== Segment start ==
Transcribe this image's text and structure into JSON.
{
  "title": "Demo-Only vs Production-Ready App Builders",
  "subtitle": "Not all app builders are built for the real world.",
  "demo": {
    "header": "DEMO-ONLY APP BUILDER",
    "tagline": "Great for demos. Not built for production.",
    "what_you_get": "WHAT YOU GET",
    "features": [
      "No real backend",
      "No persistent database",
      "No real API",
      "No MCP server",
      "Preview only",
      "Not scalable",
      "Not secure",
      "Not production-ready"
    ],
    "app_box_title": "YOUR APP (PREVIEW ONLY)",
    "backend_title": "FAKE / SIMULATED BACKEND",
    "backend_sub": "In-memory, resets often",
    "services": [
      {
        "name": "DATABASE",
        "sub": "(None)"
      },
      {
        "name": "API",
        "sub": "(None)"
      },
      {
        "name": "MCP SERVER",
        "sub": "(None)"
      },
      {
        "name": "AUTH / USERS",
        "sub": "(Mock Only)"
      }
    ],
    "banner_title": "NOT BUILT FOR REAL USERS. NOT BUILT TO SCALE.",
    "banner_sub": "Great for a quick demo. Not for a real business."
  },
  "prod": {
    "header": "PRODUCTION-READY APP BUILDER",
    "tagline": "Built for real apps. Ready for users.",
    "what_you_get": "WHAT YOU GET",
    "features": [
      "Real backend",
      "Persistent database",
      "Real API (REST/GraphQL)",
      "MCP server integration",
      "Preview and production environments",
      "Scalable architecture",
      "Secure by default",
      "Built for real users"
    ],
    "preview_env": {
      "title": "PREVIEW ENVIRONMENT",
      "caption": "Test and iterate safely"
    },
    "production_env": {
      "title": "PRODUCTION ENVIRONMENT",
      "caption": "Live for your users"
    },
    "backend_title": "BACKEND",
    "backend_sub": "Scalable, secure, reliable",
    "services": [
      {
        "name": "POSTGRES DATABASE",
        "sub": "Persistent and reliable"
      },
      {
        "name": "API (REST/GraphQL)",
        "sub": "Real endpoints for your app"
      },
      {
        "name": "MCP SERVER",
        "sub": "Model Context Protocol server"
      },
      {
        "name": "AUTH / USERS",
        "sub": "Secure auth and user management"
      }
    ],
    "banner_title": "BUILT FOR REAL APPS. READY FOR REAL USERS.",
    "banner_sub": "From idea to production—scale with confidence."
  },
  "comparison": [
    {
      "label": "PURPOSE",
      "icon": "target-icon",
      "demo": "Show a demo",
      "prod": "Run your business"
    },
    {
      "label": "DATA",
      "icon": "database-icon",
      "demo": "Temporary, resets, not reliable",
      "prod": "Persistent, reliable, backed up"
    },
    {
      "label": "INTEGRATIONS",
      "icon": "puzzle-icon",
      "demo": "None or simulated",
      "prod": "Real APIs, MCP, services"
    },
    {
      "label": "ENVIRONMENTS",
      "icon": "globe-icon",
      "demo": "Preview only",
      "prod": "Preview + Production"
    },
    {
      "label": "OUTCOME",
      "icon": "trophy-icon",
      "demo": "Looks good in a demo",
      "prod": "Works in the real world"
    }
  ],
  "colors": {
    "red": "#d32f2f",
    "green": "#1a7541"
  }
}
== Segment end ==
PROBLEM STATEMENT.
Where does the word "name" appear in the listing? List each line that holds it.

ANSWER SECTION.
        "name": "DATABASE",
        "name": "API",
        "name": "MCP SERVER",
        "name": "AUTH / USERS",
        "name": "POSTGRES DATABASE",
        "name": "API (REST/GraphQL)",
        "name": "MCP SERVER",
        "name": "AUTH / USERS",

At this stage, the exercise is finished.